Due to the size and status of The Walt Disney Company, financial concerns also exert a major influence on their handling of stage musicals. Although they are relatively cheap to make compared to their films, and can provide enormous profits in the long run, these productions need to be sold out for many months in order to justify the time and money spent on bringing them to life, and cannot provide the rapid return on investment of the animated and live-action films. However, Disney Theatrical generate a far greater amount of revenue for The Walt Disney Company than people realise, especially when you take into account the numerous productions of their musicals occurring all over the globe. These run for months or even years on end, with some equalling and occasionally surpassing the success of the Broadway originals. Disney Theatrical also make money by licensing their plays for regional and non-commercial theatre, and their willingness to create new plays exclusively for this small-scale category of theatre can sometimes lead to the unexpected creation of a new hit such as Newsies or Aladdin. Ultimately, Disney Theatrical have consistently proved that it is possible to turn animated movies into popular and well-received stage musicals, and Frozen: The Musical will undoubtedly provide yet another success for them when it arrives on Broadway.

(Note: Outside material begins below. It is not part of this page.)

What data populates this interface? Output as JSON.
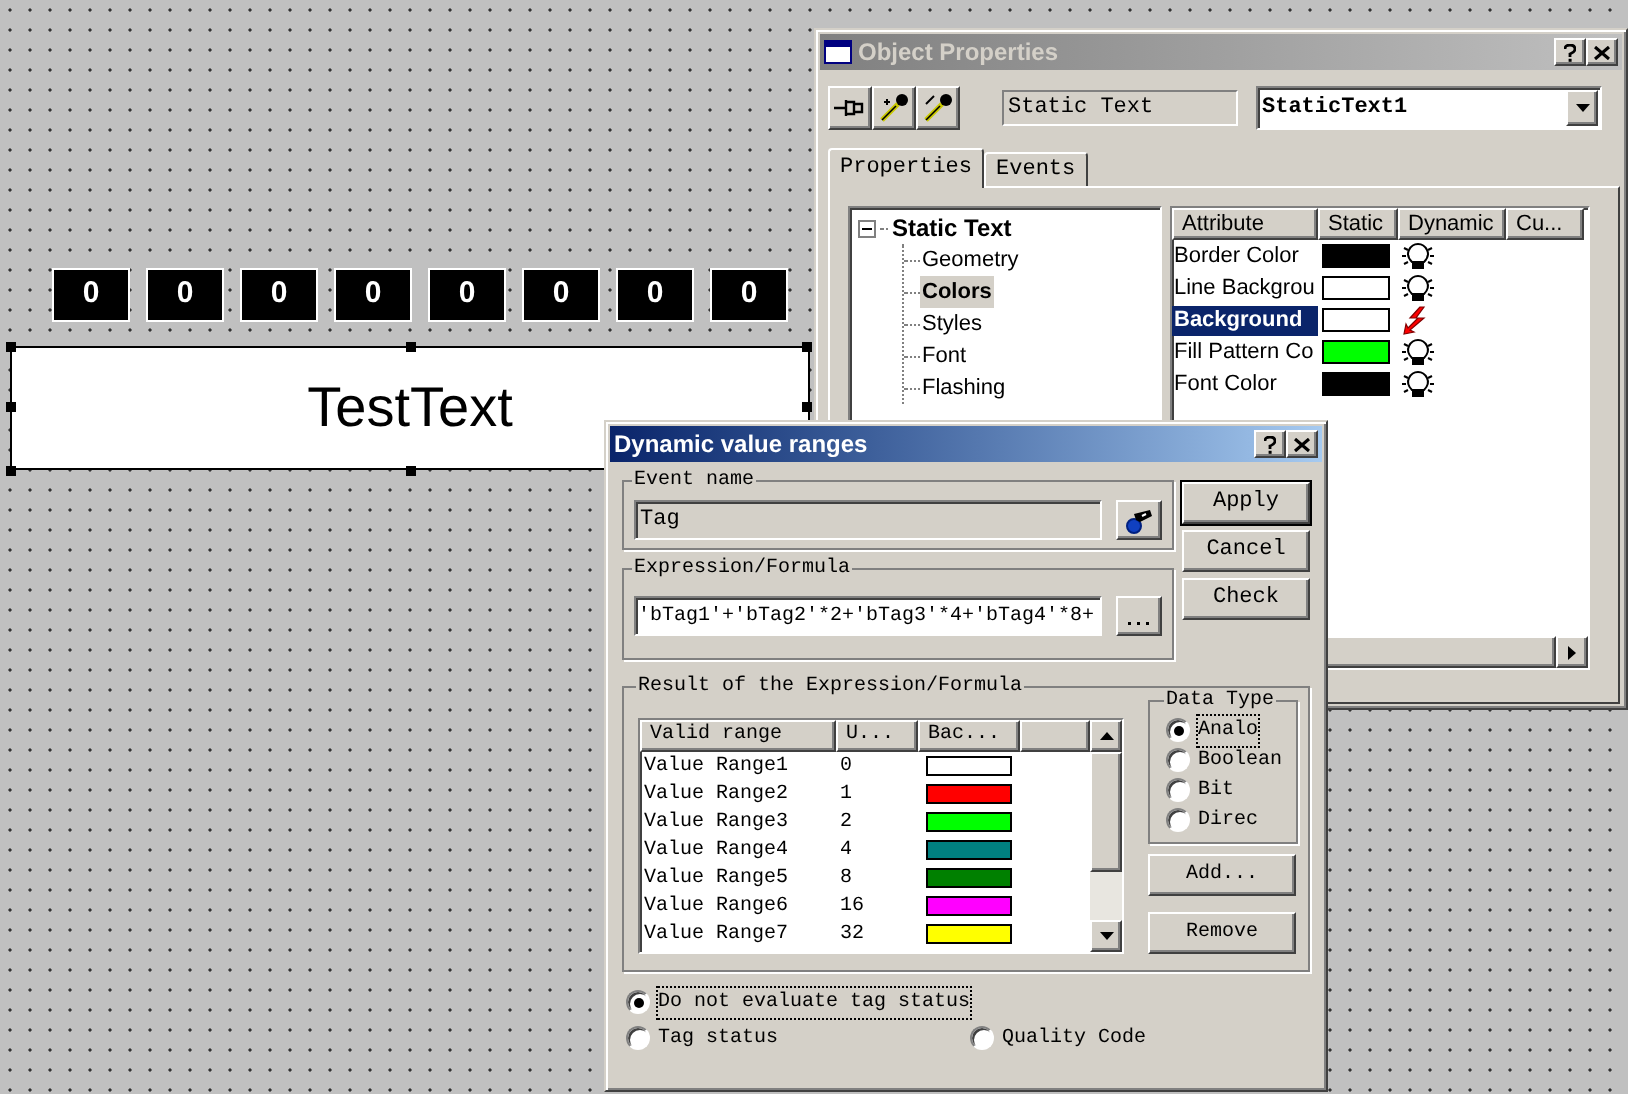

(*Note – I would like to address concerns that this article is being too pessimistic about Frozen: The Musical. After all, it is guaranteed to have a long run on Broadway, and there is a strong possibility that it will equal or surpass Beauty and the Beast’s 13-year stay there – an impressive achievement by any standards. It is also certain to do well internationally, and will probably gain even more money through licensing and 'Disney Junior' productions further down the line. However, many theatre analysts are going to compare its performance to that of The Lion King, just as cinema analysts compared the box-office takes of Big Hero 6 and Moana to the money raised by Frozen. In spite of the vast sums of money raised by Big Hero 6 and Moana, some considered them financial disappointments for not emulating the success of Frozen. Similar unrealistically high expectations could be used to portray Frozen: The Musical as a relative failure for Disney Theatrical if it fails to match the records set by The Lion King. After all, Frozen managed to earn more than the original version of The Lion King at cinemas. This is incredibly unfair, but it’s one of the major risks faced when adapting such a popular property into a blockbuster play.)